EXERCISE OBJECTIVE:
Each line that has the string "assume" must be copied from the records below.

Dataset excerpts

- Opening Delimiter -

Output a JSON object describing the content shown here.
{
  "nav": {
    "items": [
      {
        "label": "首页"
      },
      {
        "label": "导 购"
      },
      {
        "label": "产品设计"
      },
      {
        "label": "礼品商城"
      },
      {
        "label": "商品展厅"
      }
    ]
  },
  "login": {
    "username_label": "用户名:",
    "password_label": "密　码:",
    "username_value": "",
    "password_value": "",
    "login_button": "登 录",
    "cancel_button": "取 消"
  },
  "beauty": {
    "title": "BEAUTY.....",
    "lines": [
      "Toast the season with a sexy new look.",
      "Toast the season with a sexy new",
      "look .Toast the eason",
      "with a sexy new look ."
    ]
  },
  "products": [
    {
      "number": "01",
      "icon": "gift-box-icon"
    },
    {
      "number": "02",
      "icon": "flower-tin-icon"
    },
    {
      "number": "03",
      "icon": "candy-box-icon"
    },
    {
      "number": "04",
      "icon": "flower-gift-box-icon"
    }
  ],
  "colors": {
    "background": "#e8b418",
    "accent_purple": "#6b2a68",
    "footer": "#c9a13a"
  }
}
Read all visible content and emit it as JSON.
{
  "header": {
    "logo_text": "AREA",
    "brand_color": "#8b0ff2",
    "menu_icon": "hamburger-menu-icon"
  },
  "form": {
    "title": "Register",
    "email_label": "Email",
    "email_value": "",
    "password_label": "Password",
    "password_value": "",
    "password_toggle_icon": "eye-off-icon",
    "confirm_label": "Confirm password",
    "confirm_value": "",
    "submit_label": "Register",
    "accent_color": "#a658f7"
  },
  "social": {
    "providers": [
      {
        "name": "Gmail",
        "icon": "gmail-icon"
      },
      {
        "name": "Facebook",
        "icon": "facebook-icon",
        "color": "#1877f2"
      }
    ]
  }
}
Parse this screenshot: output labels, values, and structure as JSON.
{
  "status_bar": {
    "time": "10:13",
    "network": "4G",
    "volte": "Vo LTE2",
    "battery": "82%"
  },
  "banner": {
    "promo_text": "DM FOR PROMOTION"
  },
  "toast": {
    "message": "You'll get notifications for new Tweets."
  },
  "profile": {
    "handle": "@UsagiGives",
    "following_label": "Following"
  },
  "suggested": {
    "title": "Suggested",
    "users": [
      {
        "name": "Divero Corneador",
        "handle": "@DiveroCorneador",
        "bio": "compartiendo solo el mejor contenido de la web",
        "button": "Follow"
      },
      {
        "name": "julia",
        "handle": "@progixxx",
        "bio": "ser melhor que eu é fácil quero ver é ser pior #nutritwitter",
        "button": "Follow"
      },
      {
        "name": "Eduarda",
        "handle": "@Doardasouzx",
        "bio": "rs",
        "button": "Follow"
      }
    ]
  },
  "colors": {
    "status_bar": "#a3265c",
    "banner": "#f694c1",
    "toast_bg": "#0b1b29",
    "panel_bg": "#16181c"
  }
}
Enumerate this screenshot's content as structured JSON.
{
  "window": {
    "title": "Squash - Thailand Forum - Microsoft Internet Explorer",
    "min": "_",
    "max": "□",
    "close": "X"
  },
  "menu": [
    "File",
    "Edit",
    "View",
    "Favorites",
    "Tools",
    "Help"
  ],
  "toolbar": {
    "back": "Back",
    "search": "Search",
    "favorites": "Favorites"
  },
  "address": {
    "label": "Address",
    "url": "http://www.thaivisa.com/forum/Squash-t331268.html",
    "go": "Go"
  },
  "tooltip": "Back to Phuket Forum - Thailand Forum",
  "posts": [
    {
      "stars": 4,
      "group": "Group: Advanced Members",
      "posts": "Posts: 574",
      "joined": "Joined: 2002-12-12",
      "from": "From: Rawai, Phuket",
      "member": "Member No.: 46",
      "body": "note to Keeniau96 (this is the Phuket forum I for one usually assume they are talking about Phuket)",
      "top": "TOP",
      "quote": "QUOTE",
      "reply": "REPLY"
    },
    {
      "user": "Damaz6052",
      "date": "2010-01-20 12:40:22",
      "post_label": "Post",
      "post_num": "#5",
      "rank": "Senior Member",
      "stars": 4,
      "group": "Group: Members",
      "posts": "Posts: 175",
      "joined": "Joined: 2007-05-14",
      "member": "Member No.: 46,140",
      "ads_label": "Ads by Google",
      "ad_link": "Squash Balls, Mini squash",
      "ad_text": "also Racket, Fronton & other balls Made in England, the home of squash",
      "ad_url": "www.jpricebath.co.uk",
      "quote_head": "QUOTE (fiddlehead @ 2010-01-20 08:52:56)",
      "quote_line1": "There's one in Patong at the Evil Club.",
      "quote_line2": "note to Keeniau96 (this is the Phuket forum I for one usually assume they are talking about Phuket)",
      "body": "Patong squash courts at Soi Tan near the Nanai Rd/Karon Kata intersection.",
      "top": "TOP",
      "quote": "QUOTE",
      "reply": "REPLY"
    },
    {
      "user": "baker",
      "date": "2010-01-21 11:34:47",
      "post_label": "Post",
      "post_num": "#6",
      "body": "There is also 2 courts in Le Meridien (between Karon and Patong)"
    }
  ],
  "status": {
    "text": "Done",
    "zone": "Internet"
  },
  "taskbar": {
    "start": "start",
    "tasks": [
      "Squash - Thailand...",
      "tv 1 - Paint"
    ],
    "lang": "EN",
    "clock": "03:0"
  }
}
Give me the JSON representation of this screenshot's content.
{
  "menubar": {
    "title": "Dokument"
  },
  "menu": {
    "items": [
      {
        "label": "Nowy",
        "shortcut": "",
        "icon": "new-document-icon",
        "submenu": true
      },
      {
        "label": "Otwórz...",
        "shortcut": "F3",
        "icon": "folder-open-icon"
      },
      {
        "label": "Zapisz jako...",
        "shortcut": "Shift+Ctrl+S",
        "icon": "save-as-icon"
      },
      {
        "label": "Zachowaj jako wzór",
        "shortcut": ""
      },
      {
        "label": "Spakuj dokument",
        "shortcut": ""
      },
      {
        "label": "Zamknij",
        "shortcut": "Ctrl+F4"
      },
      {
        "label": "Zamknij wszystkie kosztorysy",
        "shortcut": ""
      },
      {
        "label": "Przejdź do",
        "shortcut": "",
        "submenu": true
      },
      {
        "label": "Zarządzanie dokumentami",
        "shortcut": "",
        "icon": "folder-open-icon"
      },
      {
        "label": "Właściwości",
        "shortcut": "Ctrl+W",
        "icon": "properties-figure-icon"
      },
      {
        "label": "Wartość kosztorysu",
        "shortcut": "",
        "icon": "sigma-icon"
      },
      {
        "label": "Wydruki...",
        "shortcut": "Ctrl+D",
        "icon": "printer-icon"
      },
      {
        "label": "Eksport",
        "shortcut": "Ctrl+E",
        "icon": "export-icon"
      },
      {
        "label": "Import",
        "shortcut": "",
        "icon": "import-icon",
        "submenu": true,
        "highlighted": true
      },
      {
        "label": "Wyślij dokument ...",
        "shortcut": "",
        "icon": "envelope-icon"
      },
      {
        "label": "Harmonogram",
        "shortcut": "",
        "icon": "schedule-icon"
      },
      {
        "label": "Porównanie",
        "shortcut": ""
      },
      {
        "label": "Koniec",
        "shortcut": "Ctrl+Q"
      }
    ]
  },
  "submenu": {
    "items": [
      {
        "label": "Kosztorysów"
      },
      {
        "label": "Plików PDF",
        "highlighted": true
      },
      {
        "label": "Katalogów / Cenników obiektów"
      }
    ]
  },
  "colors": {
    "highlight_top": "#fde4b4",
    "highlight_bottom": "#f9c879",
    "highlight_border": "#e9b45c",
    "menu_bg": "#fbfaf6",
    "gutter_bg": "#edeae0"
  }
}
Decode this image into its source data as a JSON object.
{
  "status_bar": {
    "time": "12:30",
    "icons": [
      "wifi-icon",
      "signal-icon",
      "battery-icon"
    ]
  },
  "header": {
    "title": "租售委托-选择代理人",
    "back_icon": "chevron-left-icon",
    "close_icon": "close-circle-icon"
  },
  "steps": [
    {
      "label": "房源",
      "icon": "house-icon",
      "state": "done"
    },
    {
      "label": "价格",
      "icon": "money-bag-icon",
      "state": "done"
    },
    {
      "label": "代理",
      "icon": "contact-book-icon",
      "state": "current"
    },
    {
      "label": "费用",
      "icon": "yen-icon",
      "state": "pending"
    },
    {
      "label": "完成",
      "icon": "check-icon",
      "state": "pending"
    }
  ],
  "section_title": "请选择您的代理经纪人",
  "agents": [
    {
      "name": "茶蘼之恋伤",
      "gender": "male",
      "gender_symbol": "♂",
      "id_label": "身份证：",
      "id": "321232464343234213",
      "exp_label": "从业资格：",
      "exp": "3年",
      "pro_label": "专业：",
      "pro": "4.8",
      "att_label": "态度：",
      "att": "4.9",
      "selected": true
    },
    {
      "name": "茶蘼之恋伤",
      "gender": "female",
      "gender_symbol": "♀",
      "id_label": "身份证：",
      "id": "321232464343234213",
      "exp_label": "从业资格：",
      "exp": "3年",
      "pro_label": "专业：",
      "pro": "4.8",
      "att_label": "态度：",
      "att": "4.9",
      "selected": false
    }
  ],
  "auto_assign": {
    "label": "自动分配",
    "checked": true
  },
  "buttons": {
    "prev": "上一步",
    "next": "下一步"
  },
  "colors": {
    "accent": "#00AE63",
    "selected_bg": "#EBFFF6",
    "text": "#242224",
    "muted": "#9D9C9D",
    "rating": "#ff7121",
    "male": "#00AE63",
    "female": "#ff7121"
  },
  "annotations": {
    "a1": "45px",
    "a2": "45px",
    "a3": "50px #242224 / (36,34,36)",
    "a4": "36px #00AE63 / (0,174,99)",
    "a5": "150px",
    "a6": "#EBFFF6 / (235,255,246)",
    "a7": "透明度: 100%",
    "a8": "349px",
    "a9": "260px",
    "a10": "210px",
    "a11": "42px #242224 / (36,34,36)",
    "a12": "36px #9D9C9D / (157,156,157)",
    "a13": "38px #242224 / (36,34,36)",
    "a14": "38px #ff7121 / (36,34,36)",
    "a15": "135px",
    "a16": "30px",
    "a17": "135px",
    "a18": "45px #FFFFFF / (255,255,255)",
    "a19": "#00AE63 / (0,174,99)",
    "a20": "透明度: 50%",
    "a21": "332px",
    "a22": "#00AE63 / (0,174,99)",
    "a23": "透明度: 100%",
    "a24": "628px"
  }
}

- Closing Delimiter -

EXERCISE RESULT:
      "body": "note to Keeniau96 (this is the Phuket forum I for one usually assume they are talking about Phuket)",
      "quote_line2": "note to Keeniau96 (this is the Phuket forum I for one usually assume they are talking about Phuket)",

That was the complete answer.